Despite having a baby in October, with male player Gael Monfils, and only returning to the Tour in April, Elina Svitolina has made the quarter-finals of the French Open and now the semis at Wimbledon. The 28-year-old lost out to Sabalenka in Paris last month, but has consistently sent statements to the rest of the field in SW19. Four of Svitolina’s five wins at Wimbledon have come against grand slam champions in the form of Venus Williams, Sofia Kenin, Victoria Azarenka and most impressively Iga Swiatek.
The levels of grit and determination have been through the roof for a player who does not necessarily possess a game-style that suits grass. Playing for Ukraine with immense pride appears to have given Svitolina something extra since returning to tennis, and she may be an attractive outsider at evens. It is natural to expect Svitolina runs to take a physical, mental and emotional toll on her, but whether that will affect her performance level remains to be seen.
Marketa Vondrousova has been a very streaky player in recent years and the former French Open finalist is ranked as low as 42 in the world. The 24-year-old has won the last two head-to-heads against Svitolina, though there have been none since July 2021, and she may have to play against the crowd support for Svitolina. Vondrousova was heading out of the tournament, 4-1 down in the third set to Jessica Pegula in the quarters, before rattling off five games of incredible quality to knockout the American world no. 4.
The head says Vondrousova but until we see her react in that cauldron of crowd support for the Ukrainian this one is tough to call. A watching brief is recommended ahead of formulating a selection for the final on Saturday, no bet.
Ons Jabeur vs Aryna Sabalenka

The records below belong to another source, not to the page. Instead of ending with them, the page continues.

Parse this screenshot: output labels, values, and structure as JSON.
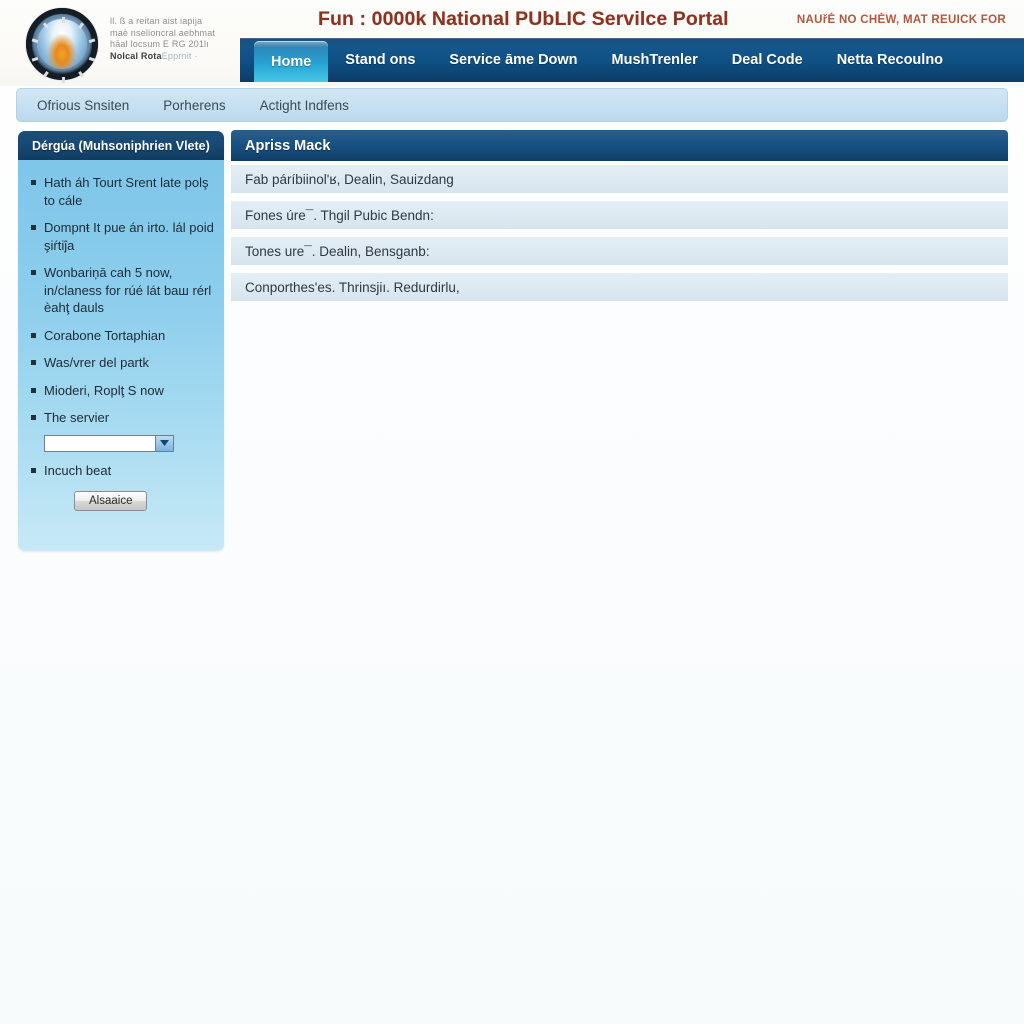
{
  "header": {
    "org_lines": [
      "ll. ß a reitan aist iapija",
      "maè nselioncral aebhmat",
      "hāal locsum E RG   201lı",
      "Nolcal Rota"
    ],
    "org_line_link": "Epprnit  ·",
    "portal_title": "Fun : 0000k National PUbLIC Servilce Portal",
    "marquee_note": "NAUřĖ NO CHĖW, MAT REUICK FOR",
    "logo_alt": "national-emblem"
  },
  "nav": {
    "items": [
      {
        "label": "Home",
        "active": true
      },
      {
        "label": "Stand ons",
        "active": false
      },
      {
        "label": "Service āme Down",
        "active": false
      },
      {
        "label": "MushTrenler",
        "active": false
      },
      {
        "label": "Deal Code",
        "active": false
      },
      {
        "label": "Netta Recoulno",
        "active": false
      }
    ]
  },
  "breadcrumb": {
    "items": [
      "Ofrious Snsiten",
      "Porherens",
      "Actight Indfens"
    ]
  },
  "sidebar": {
    "title": "Dérgúa (Muhsoniphrien Vlete)",
    "items": [
      "Hath áh Tourt Srent late polş to cále",
      "Dompnŧ It pue án irto. lál poid şiŕtiĵa",
      "Wonbariņā cah 5 now, in/claness for rúé  lát baш rérl èahţ dauls",
      "Corabone Tortaphian",
      "Was/vrer del partk",
      "Mioderi, Roplţ S now",
      "The servier"
    ],
    "select_value": "",
    "item_after_select": "Incuch beat",
    "apply_label": "Alsaaice"
  },
  "main": {
    "panel_title": "Apriss Mack",
    "rows": [
      "Fab páríbiinolʹʁ, Dealin, Sauizdang",
      "Fones úre¯. Thgil Pubic Bendn:",
      "Tones ure¯. Dealin, Bensganb:",
      "Conporthesʹes. Thrinsjiı. Redurdirlu,"
    ]
  },
  "colors": {
    "brand_dark_blue": "#123c61",
    "nav_blue": "#0f4f83",
    "active_tab_cyan": "#25a4d4",
    "title_red": "#8c3320",
    "note_red": "#b4563c",
    "sidebar_blue": "#8bcdec",
    "row_bg": "#dde9f1",
    "breadcrumb_bg": "#c5e0f1",
    "page_bg": "#fafcfd"
  }
}
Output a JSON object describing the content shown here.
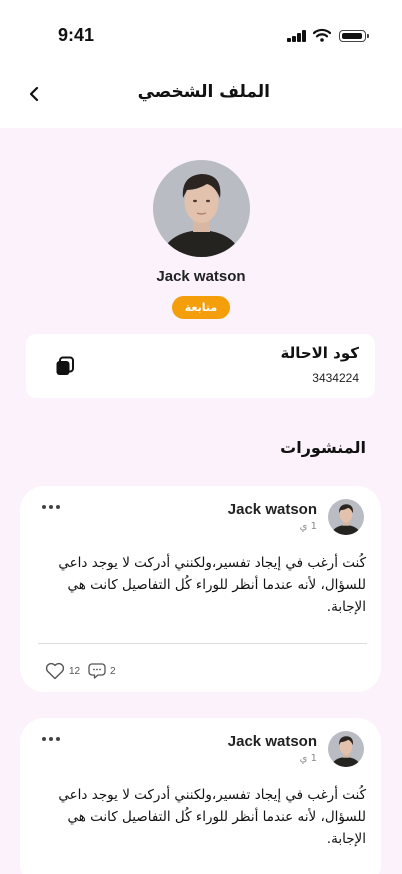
{
  "status_bar": {
    "time": "9:41",
    "icons": [
      "signal-icon",
      "wifi-icon",
      "battery-icon"
    ]
  },
  "header": {
    "title": "الملف الشخصي",
    "back_icon": "chevron-left-icon"
  },
  "profile": {
    "name": "Jack watson",
    "follow_label": "متابعة",
    "accent_color": "#f59e0b"
  },
  "referral": {
    "title": "كود الاحالة",
    "code": "3434224",
    "copy_icon": "copy-icon"
  },
  "posts_section": {
    "title": "المنشورات"
  },
  "posts": [
    {
      "author": "Jack watson",
      "time": "1 ي",
      "text": "كُنت أرغب في إيجاد تفسير،ولكنني أدركت لا يوجد داعي للسؤال، لأنه عندما أنظر للوراء كُل التفاصيل كانت هي الإجابة.",
      "likes": "12",
      "comments": "2"
    },
    {
      "author": "Jack watson",
      "time": "1 ي",
      "text": "كُنت أرغب في إيجاد تفسير،ولكنني أدركت لا يوجد داعي للسؤال، لأنه عندما أنظر للوراء كُل التفاصيل كانت هي الإجابة."
    }
  ],
  "colors": {
    "background": "#fbf2fc",
    "card": "#ffffff"
  }
}
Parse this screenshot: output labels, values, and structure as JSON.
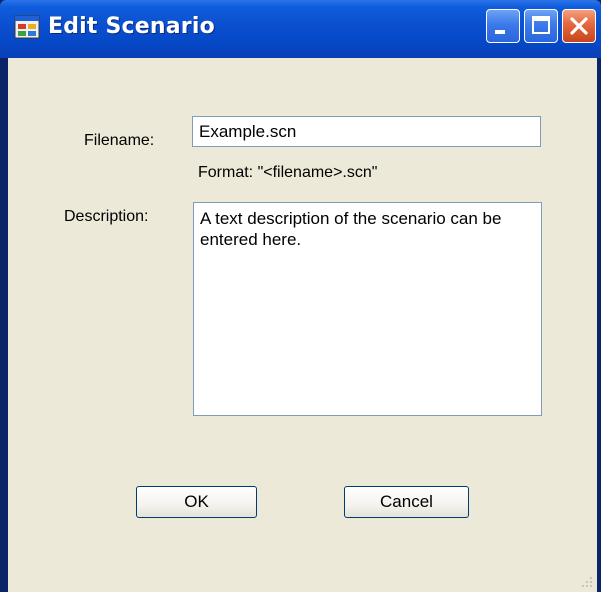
{
  "window": {
    "title": "Edit Scenario",
    "icon": "application-window-icon",
    "controls": [
      "minimize",
      "maximize",
      "close"
    ],
    "colors": {
      "titlebar": "#0a4fd0",
      "client_background": "#ece9d8",
      "close_button": "#e4673e"
    }
  },
  "form": {
    "filename": {
      "label": "Filename:",
      "value": "Example.scn"
    },
    "format_hint": "Format: \"<filename>.scn\"",
    "description": {
      "label": "Description:",
      "value": "A text description of the scenario can be entered here."
    }
  },
  "buttons": {
    "ok_label": "OK",
    "cancel_label": "Cancel"
  }
}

Sabalenka leads the head-to-head 3-1 and has won every encounter off of a clay court, including their Wimbledon quarter-final meeting in 2021, that said – have you seen Jabeur play recently? This is going to be a fascinating watch with two players at the top of their game locking horns on the biggest stage. Jabeur wiped the floor with two-time champion Petra Kvitova 6-0 6-3 in the fourth round, before being much the better player in her three-set win over Rybakina on day 10.
The Tunisian’s unique style could disrupt Sabalenka’s more one-dimensional baseline power, but this looks set up to be a match that tos and fros. Sabalenka has rightfully taken on the favourite tag for the tournament since Swiatek and Ryabkina’s exits, and she does arguably have a level of tennis for grass that cannot be matched by anyone left, but that can be hard to produce under pressure.
An epic is on the cards and we are far more comfortable getting overs on side in support of that. The line is set at 22.5 which considering how likely a tiebreak is and the chances that both players take a set, seems generous at 4/5. You can back our Wimbledon predictions with Paddy Power‘s £30 risk-free bet signup offer and win £54 if it comes in, while your stake is refunded if it does not.